REQUIRED WORK
Copy the data as given. No line may be skipped.

INPUT FOR THIS TASK
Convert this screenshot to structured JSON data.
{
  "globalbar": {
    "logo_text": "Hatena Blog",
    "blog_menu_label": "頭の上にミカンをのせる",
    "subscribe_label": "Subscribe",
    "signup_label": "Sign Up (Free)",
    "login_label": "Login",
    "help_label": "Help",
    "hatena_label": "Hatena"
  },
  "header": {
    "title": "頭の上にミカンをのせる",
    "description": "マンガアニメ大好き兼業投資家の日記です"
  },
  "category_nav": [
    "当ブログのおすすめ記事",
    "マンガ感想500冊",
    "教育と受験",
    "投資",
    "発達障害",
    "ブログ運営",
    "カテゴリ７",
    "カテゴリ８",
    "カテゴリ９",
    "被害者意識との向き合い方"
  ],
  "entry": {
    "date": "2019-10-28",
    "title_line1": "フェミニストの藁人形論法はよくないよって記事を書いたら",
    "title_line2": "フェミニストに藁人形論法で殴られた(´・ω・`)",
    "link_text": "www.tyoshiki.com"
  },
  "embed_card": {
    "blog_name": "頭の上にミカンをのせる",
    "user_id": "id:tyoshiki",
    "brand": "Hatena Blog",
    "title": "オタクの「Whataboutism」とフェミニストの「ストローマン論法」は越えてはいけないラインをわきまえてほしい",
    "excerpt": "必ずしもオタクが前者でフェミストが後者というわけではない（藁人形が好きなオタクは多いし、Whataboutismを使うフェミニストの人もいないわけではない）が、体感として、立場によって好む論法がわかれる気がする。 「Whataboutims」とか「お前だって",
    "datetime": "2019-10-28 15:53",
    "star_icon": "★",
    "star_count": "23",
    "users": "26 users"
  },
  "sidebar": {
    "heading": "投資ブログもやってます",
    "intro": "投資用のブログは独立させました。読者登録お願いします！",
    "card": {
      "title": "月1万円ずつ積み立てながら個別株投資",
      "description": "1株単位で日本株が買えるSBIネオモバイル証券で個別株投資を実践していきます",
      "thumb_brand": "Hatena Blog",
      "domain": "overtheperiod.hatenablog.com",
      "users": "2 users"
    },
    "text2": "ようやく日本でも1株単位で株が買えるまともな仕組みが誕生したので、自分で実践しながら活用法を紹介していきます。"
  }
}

EXPECTED ANSWER
Convert this screenshot to structured JSON data.
{
  "globalbar": {
    "logo_text": "Hatena Blog",
    "blog_menu_label": "頭の上にミカンをのせる",
    "subscribe_label": "Subscribe",
    "signup_label": "Sign Up (Free)",
    "login_label": "Login",
    "help_label": "Help",
    "hatena_label": "Hatena"
  },
  "header": {
    "title": "頭の上にミカンをのせる",
    "description": "マンガアニメ大好き兼業投資家の日記です"
  },
  "category_nav": [
    "当ブログのおすすめ記事",
    "マンガ感想500冊",
    "教育と受験",
    "投資",
    "発達障害",
    "ブログ運営",
    "カテゴリ７",
    "カテゴリ８",
    "カテゴリ９",
    "被害者意識との向き合い方"
  ],
  "entry": {
    "date": "2019-10-28",
    "title_line1": "フェミニストの藁人形論法はよくないよって記事を書いたら",
    "title_line2": "フェミニストに藁人形論法で殴られた(´・ω・`)",
    "link_text": "www.tyoshiki.com"
  },
  "embed_card": {
    "blog_name": "頭の上にミカンをのせる",
    "user_id": "id:tyoshiki",
    "brand": "Hatena Blog",
    "title": "オタクの「Whataboutism」とフェミニストの「ストローマン論法」は越えてはいけないラインをわきまえてほしい",
    "excerpt": "必ずしもオタクが前者でフェミストが後者というわけではない（藁人形が好きなオタクは多いし、Whataboutismを使うフェミニストの人もいないわけではない）が、体感として、立場によって好む論法がわかれる気がする。 「Whataboutims」とか「お前だって",
    "datetime": "2019-10-28 15:53",
    "star_icon": "★",
    "star_count": "23",
    "users": "26 users"
  },
  "sidebar": {
    "heading": "投資ブログもやってます",
    "intro": "投資用のブログは独立させました。読者登録お願いします！",
    "card": {
      "title": "月1万円ずつ積み立てながら個別株投資",
      "description": "1株単位で日本株が買えるSBIネオモバイル証券で個別株投資を実践していきます",
      "thumb_brand": "Hatena Blog",
      "domain": "overtheperiod.hatenablog.com",
      "users": "2 users"
    },
    "text2": "ようやく日本でも1株単位で株が買えるまともな仕組みが誕生したので、自分で実践しながら活用法を紹介していきます。"
  }
}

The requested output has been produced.